In South Korea, students pay for classes in everything from K-pop auditions to real estate deals. Now, top Korean firms are rolling out artificial intelligence in hiring - and jobseekers want to learn how to beat the bots and get a job.
Many major South Korean conglomerates like SK Innovation and Hyundai Engineering & Construction use AI in hiring. Although the need seems to be tiny in the country’s multi-billion dollar cram school industry, classes for AI hiring are growing fast. Careers consultant Park Seong-jung is now offering a three-hour package for up to 100,000 won in handling recruitment screening by computers, not people.
許多南韓大企業如SK Innovation及現代建設都使用人工智慧招募。在全韓國幾十億的補習班市場中，雖然目前人工智慧面試課的需求感覺上很少，但這類課程正在快速成長。職涯顧問Park Seong-jung就提供三小時的課程，學費約10萬韓圜(約台幣2,462元)，他教的是如何面對「電腦」的面試，而非真人面試官。

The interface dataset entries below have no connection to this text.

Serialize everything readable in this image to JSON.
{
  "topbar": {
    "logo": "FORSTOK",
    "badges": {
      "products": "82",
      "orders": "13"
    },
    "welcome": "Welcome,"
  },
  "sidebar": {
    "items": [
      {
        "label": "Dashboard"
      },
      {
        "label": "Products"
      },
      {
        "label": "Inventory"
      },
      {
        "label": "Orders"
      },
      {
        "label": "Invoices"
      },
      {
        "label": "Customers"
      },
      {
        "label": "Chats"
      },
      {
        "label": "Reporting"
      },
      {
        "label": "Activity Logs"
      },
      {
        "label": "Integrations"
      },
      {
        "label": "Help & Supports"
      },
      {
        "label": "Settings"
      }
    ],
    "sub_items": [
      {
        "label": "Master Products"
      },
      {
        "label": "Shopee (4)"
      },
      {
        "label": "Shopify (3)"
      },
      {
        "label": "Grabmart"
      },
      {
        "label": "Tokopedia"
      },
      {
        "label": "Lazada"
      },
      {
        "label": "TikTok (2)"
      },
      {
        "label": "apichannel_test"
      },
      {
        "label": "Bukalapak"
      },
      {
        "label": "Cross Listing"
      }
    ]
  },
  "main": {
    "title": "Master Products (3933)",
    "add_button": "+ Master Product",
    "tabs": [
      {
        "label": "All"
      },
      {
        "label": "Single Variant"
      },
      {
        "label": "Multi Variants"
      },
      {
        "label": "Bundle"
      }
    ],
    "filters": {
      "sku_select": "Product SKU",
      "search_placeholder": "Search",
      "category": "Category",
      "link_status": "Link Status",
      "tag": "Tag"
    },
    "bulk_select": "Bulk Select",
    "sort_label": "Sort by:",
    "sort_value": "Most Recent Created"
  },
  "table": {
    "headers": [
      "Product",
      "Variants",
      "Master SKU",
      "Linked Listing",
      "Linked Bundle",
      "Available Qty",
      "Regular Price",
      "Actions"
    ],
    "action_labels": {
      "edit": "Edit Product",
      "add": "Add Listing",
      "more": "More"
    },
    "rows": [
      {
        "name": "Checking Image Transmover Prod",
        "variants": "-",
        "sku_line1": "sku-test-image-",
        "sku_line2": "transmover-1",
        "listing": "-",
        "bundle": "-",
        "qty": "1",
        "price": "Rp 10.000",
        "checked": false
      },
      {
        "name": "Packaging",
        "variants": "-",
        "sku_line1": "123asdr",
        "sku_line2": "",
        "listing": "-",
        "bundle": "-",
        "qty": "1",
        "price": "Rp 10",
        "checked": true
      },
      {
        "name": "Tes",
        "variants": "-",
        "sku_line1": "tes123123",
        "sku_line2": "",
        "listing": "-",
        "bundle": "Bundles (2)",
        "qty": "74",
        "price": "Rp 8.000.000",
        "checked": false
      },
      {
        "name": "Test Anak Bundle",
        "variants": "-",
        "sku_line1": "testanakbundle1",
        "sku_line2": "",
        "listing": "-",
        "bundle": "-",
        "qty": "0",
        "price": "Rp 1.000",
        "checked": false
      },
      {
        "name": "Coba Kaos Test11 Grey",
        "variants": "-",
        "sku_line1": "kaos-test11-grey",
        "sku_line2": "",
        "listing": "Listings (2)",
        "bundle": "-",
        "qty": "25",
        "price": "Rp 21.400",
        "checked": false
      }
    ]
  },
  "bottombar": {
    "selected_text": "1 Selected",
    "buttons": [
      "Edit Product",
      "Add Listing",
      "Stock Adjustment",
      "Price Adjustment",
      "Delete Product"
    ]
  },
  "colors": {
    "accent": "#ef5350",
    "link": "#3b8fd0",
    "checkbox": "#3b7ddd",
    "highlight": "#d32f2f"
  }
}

Preparing for such tests doesn’t necessarily involve simply memorizing answers. “Don’t force a smile with your lips,” Park Seong-jung told students looking for work in a recent session, one of many he said he has conducted for hundreds of people. “Smile with your eyes.”
準備這樣的面試不需要背答案。職涯顧問Park Seong-jung在近期的課堂中對找工作的學生說：「不必擠出笑容，要用眼睛微笑。」Park Seong-jung說他已經為幾百人提供這樣的課程。
According to Korea Economic Research Institute (KERI), nearly a quarter of the top 131 corporations in the country currently use or plan to use AI in hiring.
韓國經濟研究所(Korea Economic Research Institute，KERI)指出，韓國國內前131大公司中有將近四分之一使用，或計劃使用人工智慧招募。
One AI video system reviewed by Reuters asks candidates to introduce themselves, during which it spots and counts facial expressions including ‘fear’ and ‘joy’ and analyses word choices. It then asks questions that can be tough: “You are on a business trip with your boss and you spot him using the company (credit) card to buy himself a gift. What will you say?”
AI hiring also uses ‘gamification’ to gauge a candidate’s personality and adaptability by putting them through a sequence of tests.
Kim Seok-wu, a 22-year-old senior at a top university, recently failed to get beyond an AI interview for a management position at a retail company. “I think I will feel hopeless if all companies go AI for hiring,” Kim said. “The AI interview is too new, so job applicants don’t know what to prepare for and any preparations seem meaningless since the AI will read our faces if we make something up.”